» Problem details
Every line of the material below that contains the string "title" must appear in the answer.

» Material to process
[Start of Attachment]

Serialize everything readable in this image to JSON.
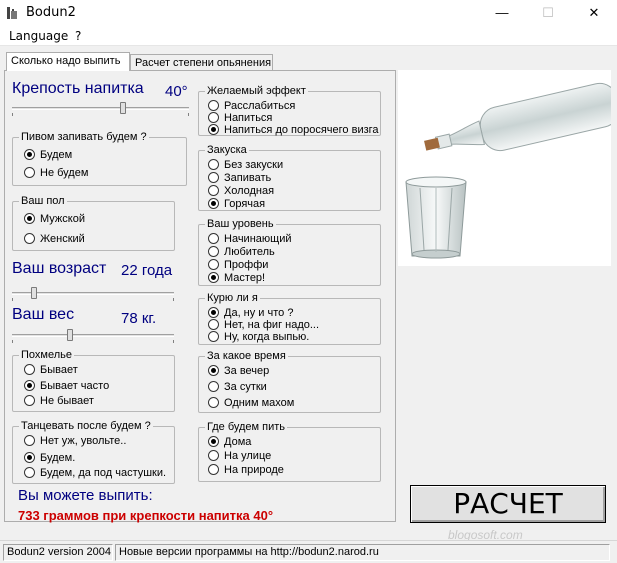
{
  "window": {
    "title": "Bodun2",
    "minimize": "—",
    "maximize": "☐",
    "close": "✕"
  },
  "menu": [
    "Language",
    "?"
  ],
  "tabs": [
    "Сколько надо выпить",
    "Расчет степени опьянения"
  ],
  "strength": {
    "label": "Крепость напитка",
    "value": "40°",
    "level_fraction": 0.63
  },
  "age": {
    "label": "Ваш возраст",
    "value": "22 года",
    "level_fraction": 0.12
  },
  "weight": {
    "label": "Ваш вес",
    "value": "78 кг.",
    "level_fraction": 0.35
  },
  "groups": {
    "beer": {
      "title": "Пивом запивать будем ?",
      "options": [
        "Будем",
        "Не будем"
      ],
      "selected": 0
    },
    "sex": {
      "title": "Ваш пол",
      "options": [
        "Мужской",
        "Женский"
      ],
      "selected": 0
    },
    "hangover": {
      "title": "Похмелье",
      "options": [
        "Бывает",
        "Бывает часто",
        "Не бывает"
      ],
      "selected": 1
    },
    "dance": {
      "title": "Танцевать после будем ?",
      "options": [
        "Нет уж, увольте..",
        "Будем.",
        "Будем, да под частушки."
      ],
      "selected": 1
    },
    "effect": {
      "title": "Желаемый эффект",
      "options": [
        "Расслабиться",
        "Напиться",
        "Напиться до поросячего визга"
      ],
      "selected": 2
    },
    "snack": {
      "title": "Закуска",
      "options": [
        "Без закуски",
        "Запивать",
        "Холодная",
        "Горячая"
      ],
      "selected": 3
    },
    "level": {
      "title": "Ваш уровень",
      "options": [
        "Начинающий",
        "Любитель",
        "Проффи",
        "Мастер!"
      ],
      "selected": 3
    },
    "smoke": {
      "title": "Курю ли я",
      "options": [
        "Да, ну и что ?",
        "Нет, на фиг надо...",
        "Ну, когда выпью."
      ],
      "selected": 0
    },
    "time": {
      "title": "За какое время",
      "options": [
        "За вечер",
        "За сутки",
        "Одним махом"
      ],
      "selected": 0
    },
    "place": {
      "title": "Где будем пить",
      "options": [
        "Дома",
        "На улице",
        "На природе"
      ],
      "selected": 0
    }
  },
  "result": {
    "label": "Вы можете выпить:",
    "value": "733 граммов при крепкости напитка 40°"
  },
  "calc_button": "РАСЧЕТ",
  "watermark": "blogosoft.com",
  "status": {
    "version": "Bodun2 version 2004",
    "message": "Новые версии программы на http://bodun2.narod.ru"
  }
}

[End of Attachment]

» The answer
    "title": "Bodun2",
      "title": "Пивом запивать будем ?",
      "title": "Ваш пол",
      "title": "Похмелье",
      "title": "Танцевать после будем ?",
      "title": "Желаемый эффект",
      "title": "Закуска",
      "title": "Ваш уровень",
      "title": "Курю ли я",
      "title": "За какое время",
      "title": "Где будем пить",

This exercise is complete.